■ Excerpts from an interface dataset ■
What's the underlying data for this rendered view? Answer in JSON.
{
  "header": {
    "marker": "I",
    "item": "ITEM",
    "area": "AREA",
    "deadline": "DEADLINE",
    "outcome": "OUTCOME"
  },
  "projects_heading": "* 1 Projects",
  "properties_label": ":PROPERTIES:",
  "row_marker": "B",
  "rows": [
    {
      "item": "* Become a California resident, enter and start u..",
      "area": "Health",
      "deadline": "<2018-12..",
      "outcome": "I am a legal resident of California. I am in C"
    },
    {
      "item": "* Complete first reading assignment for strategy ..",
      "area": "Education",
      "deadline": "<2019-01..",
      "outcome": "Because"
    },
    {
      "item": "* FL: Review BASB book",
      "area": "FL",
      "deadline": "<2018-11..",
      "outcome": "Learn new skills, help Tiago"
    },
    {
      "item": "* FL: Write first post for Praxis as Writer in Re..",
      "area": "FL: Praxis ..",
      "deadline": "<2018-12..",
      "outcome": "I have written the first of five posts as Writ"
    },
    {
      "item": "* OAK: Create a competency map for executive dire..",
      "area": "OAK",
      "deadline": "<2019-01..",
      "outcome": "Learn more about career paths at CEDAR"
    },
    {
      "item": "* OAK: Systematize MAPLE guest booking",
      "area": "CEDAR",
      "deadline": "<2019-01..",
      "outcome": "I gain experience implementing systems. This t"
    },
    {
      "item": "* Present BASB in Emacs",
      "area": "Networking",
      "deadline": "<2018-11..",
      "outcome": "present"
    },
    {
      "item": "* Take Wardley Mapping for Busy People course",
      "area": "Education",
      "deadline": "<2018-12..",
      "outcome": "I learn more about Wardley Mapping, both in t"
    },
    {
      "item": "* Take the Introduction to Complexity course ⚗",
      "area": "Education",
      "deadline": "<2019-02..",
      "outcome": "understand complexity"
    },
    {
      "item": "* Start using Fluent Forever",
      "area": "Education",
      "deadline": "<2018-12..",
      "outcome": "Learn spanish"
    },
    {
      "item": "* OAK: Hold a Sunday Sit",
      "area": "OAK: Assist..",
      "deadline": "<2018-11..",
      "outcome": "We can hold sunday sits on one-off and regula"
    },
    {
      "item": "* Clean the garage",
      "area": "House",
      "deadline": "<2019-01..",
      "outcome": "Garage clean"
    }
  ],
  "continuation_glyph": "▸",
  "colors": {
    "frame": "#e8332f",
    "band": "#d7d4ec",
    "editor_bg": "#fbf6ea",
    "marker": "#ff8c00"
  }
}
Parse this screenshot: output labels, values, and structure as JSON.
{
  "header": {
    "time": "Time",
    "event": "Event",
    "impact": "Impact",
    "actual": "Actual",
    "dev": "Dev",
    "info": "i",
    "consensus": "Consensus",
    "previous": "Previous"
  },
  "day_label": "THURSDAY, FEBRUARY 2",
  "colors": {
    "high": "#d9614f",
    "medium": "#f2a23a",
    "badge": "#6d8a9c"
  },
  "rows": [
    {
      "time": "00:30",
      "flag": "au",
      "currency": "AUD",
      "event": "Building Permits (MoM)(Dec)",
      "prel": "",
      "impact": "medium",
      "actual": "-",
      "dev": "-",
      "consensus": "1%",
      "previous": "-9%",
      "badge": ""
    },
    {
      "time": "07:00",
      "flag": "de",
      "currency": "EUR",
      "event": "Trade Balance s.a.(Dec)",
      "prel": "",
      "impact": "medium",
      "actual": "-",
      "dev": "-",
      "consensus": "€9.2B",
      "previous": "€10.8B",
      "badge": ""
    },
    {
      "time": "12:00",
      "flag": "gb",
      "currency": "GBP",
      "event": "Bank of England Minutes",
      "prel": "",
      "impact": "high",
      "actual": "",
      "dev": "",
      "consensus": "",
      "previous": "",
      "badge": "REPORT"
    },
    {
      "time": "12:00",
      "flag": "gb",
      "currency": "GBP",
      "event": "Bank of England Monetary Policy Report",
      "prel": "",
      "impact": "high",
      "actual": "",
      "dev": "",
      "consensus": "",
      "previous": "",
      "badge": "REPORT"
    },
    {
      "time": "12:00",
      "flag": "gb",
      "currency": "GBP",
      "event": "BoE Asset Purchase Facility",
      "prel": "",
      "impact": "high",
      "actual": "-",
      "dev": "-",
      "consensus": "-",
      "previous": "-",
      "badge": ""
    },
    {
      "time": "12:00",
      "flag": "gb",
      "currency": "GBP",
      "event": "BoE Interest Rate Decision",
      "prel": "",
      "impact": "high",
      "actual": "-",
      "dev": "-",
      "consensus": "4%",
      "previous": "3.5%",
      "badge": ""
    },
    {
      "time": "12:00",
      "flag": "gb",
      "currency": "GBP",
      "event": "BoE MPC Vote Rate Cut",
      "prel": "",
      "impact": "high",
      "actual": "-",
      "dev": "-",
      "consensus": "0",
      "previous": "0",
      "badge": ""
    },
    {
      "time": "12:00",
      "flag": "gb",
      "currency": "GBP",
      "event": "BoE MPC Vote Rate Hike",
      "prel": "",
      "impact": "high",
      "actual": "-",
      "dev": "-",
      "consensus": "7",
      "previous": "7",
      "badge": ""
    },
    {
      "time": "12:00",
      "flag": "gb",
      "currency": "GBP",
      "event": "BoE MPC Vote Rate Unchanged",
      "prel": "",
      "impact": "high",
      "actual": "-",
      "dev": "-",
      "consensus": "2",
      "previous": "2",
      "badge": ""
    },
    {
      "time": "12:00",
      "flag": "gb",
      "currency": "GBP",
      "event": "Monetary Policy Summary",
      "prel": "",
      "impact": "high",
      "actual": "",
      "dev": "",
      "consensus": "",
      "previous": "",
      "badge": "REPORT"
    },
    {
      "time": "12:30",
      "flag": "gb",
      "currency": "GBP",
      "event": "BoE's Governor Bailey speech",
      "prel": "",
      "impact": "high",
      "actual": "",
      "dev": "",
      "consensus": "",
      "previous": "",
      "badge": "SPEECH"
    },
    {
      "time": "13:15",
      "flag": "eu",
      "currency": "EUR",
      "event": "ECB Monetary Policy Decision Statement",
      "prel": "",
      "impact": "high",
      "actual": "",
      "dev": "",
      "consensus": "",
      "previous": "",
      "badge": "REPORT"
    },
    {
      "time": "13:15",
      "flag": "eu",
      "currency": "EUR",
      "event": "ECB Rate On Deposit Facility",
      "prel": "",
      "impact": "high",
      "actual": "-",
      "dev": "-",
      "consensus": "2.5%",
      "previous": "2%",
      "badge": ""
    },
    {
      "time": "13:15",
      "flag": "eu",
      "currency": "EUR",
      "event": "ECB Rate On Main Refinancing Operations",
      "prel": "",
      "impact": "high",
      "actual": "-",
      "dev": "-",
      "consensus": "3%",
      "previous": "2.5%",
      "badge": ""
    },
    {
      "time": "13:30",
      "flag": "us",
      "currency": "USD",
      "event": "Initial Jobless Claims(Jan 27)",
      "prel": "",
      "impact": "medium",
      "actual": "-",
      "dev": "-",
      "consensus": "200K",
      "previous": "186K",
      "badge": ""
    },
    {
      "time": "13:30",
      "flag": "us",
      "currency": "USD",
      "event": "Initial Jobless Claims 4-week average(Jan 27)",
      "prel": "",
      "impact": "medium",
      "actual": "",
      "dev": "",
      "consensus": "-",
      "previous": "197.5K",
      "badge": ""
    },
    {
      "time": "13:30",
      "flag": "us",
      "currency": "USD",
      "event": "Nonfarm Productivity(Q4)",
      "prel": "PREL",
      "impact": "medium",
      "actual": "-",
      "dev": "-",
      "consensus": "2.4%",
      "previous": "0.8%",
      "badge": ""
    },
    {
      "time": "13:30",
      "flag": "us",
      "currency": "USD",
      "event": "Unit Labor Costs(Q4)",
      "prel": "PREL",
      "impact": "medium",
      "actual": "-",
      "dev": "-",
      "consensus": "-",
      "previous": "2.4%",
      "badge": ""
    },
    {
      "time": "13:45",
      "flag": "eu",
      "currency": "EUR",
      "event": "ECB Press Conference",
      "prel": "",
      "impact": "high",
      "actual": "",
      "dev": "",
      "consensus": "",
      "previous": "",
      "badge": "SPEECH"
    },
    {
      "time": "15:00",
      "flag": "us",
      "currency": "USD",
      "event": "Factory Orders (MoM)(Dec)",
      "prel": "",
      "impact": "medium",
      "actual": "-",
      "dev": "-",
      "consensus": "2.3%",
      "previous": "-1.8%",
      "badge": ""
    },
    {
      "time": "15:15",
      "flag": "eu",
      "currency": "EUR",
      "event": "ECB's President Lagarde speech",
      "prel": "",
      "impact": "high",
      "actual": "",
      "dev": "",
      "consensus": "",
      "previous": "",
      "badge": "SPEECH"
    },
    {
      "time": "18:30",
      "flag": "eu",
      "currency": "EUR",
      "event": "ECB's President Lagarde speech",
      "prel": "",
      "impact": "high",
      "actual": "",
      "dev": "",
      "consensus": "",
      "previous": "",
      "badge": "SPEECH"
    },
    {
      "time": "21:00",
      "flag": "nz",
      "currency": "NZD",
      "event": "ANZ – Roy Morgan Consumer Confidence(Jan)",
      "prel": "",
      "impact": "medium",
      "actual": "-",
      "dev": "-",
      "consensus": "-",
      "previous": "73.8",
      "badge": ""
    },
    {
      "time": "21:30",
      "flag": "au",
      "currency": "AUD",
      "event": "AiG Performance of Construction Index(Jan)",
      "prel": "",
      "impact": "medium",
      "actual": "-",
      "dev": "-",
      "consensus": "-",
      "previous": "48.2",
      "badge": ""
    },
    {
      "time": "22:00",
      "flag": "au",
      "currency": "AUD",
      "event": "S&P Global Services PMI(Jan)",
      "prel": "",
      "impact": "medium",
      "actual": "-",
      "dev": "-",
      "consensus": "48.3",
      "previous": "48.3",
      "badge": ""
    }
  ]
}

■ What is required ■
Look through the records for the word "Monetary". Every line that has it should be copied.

■ Solution for this problem ■
      "event": "Bank of England Monetary Policy Report",
      "event": "Monetary Policy Summary",
      "event": "ECB Monetary Policy Decision Statement",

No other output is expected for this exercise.